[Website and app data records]
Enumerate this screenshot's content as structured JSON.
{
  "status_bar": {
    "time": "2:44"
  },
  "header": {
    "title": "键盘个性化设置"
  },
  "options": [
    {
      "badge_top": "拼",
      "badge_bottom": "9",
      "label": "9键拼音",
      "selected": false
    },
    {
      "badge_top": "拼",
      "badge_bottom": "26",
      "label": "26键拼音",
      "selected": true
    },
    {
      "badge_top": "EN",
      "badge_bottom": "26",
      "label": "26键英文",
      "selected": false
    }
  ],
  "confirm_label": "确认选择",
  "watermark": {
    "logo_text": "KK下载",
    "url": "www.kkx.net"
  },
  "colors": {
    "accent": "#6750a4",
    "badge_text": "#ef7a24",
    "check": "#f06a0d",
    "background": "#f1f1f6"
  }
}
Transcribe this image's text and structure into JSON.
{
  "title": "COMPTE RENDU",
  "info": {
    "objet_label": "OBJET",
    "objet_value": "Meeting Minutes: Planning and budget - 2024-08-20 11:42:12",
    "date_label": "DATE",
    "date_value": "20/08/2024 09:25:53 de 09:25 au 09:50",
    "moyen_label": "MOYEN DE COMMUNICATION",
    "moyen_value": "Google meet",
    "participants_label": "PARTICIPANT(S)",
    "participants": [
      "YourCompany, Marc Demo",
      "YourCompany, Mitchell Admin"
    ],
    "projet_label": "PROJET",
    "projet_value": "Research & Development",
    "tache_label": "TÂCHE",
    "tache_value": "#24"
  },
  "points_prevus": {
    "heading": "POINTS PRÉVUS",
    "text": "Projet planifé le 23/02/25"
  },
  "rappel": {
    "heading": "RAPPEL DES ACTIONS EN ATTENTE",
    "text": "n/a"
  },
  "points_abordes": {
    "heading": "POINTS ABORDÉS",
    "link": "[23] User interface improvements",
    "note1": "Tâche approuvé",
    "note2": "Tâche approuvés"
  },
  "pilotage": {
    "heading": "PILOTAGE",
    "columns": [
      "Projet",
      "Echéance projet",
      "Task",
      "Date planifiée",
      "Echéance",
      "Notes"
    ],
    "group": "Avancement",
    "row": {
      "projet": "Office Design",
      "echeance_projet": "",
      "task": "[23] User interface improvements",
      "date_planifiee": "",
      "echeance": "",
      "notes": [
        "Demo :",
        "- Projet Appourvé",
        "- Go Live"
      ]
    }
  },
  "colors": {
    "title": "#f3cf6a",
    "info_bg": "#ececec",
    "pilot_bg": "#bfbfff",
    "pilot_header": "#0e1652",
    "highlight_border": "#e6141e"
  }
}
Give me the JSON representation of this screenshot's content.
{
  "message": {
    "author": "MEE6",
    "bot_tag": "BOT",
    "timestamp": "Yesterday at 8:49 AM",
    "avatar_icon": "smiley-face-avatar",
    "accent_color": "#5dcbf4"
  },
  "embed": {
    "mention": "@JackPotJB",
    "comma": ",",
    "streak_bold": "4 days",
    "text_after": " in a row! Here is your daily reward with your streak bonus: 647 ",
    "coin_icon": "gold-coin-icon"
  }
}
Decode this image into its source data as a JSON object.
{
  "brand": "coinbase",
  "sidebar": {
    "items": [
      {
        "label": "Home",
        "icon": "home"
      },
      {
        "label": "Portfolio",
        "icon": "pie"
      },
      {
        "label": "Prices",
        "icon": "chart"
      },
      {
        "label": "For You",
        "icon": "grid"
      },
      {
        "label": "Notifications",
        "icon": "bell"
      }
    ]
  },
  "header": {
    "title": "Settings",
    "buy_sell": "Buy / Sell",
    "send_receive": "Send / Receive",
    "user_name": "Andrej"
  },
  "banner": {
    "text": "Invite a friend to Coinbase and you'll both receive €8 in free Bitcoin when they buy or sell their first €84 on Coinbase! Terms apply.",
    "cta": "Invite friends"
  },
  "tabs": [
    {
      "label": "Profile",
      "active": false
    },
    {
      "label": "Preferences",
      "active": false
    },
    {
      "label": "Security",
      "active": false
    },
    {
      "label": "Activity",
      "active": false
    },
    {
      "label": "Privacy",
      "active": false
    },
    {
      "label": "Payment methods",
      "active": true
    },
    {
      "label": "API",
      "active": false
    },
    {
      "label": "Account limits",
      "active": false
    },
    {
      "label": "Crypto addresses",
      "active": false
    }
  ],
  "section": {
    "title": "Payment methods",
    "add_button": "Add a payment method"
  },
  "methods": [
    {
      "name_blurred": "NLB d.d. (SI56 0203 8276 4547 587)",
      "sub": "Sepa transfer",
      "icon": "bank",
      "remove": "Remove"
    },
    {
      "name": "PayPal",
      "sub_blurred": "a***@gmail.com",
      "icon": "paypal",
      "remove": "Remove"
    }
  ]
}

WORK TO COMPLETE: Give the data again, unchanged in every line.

THE COMPLETED TASK:
Enumerate this screenshot's content as structured JSON.
{
  "status_bar": {
    "time": "2:44"
  },
  "header": {
    "title": "键盘个性化设置"
  },
  "options": [
    {
      "badge_top": "拼",
      "badge_bottom": "9",
      "label": "9键拼音",
      "selected": false
    },
    {
      "badge_top": "拼",
      "badge_bottom": "26",
      "label": "26键拼音",
      "selected": true
    },
    {
      "badge_top": "EN",
      "badge_bottom": "26",
      "label": "26键英文",
      "selected": false
    }
  ],
  "confirm_label": "确认选择",
  "watermark": {
    "logo_text": "KK下载",
    "url": "www.kkx.net"
  },
  "colors": {
    "accent": "#6750a4",
    "badge_text": "#ef7a24",
    "check": "#f06a0d",
    "background": "#f1f1f6"
  }
}
Transcribe this image's text and structure into JSON.
{
  "title": "COMPTE RENDU",
  "info": {
    "objet_label": "OBJET",
    "objet_value": "Meeting Minutes: Planning and budget - 2024-08-20 11:42:12",
    "date_label": "DATE",
    "date_value": "20/08/2024 09:25:53 de 09:25 au 09:50",
    "moyen_label": "MOYEN DE COMMUNICATION",
    "moyen_value": "Google meet",
    "participants_label": "PARTICIPANT(S)",
    "participants": [
      "YourCompany, Marc Demo",
      "YourCompany, Mitchell Admin"
    ],
    "projet_label": "PROJET",
    "projet_value": "Research & Development",
    "tache_label": "TÂCHE",
    "tache_value": "#24"
  },
  "points_prevus": {
    "heading": "POINTS PRÉVUS",
    "text": "Projet planifé le 23/02/25"
  },
  "rappel": {
    "heading": "RAPPEL DES ACTIONS EN ATTENTE",
    "text": "n/a"
  },
  "points_abordes": {
    "heading": "POINTS ABORDÉS",
    "link": "[23] User interface improvements",
    "note1": "Tâche approuvé",
    "note2": "Tâche approuvés"
  },
  "pilotage": {
    "heading": "PILOTAGE",
    "columns": [
      "Projet",
      "Echéance projet",
      "Task",
      "Date planifiée",
      "Echéance",
      "Notes"
    ],
    "group": "Avancement",
    "row": {
      "projet": "Office Design",
      "echeance_projet": "",
      "task": "[23] User interface improvements",
      "date_planifiee": "",
      "echeance": "",
      "notes": [
        "Demo :",
        "- Projet Appourvé",
        "- Go Live"
      ]
    }
  },
  "colors": {
    "title": "#f3cf6a",
    "info_bg": "#ececec",
    "pilot_bg": "#bfbfff",
    "pilot_header": "#0e1652",
    "highlight_border": "#e6141e"
  }
}
Give me the JSON representation of this screenshot's content.
{
  "message": {
    "author": "MEE6",
    "bot_tag": "BOT",
    "timestamp": "Yesterday at 8:49 AM",
    "avatar_icon": "smiley-face-avatar",
    "accent_color": "#5dcbf4"
  },
  "embed": {
    "mention": "@JackPotJB",
    "comma": ",",
    "streak_bold": "4 days",
    "text_after": " in a row! Here is your daily reward with your streak bonus: 647 ",
    "coin_icon": "gold-coin-icon"
  }
}
Decode this image into its source data as a JSON object.
{
  "brand": "coinbase",
  "sidebar": {
    "items": [
      {
        "label": "Home",
        "icon": "home"
      },
      {
        "label": "Portfolio",
        "icon": "pie"
      },
      {
        "label": "Prices",
        "icon": "chart"
      },
      {
        "label": "For You",
        "icon": "grid"
      },
      {
        "label": "Notifications",
        "icon": "bell"
      }
    ]
  },
  "header": {
    "title": "Settings",
    "buy_sell": "Buy / Sell",
    "send_receive": "Send / Receive",
    "user_name": "Andrej"
  },
  "banner": {
    "text": "Invite a friend to Coinbase and you'll both receive €8 in free Bitcoin when they buy or sell their first €84 on Coinbase! Terms apply.",
    "cta": "Invite friends"
  },
  "tabs": [
    {
      "label": "Profile",
      "active": false
    },
    {
      "label": "Preferences",
      "active": false
    },
    {
      "label": "Security",
      "active": false
    },
    {
      "label": "Activity",
      "active": false
    },
    {
      "label": "Privacy",
      "active": false
    },
    {
      "label": "Payment methods",
      "active": true
    },
    {
      "label": "API",
      "active": false
    },
    {
      "label": "Account limits",
      "active": false
    },
    {
      "label": "Crypto addresses",
      "active": false
    }
  ],
  "section": {
    "title": "Payment methods",
    "add_button": "Add a payment method"
  },
  "methods": [
    {
      "name_blurred": "NLB d.d. (SI56 0203 8276 4547 587)",
      "sub": "Sepa transfer",
      "icon": "bank",
      "remove": "Remove"
    },
    {
      "name": "PayPal",
      "sub_blurred": "a***@gmail.com",
      "icon": "paypal",
      "remove": "Remove"
    }
  ]
}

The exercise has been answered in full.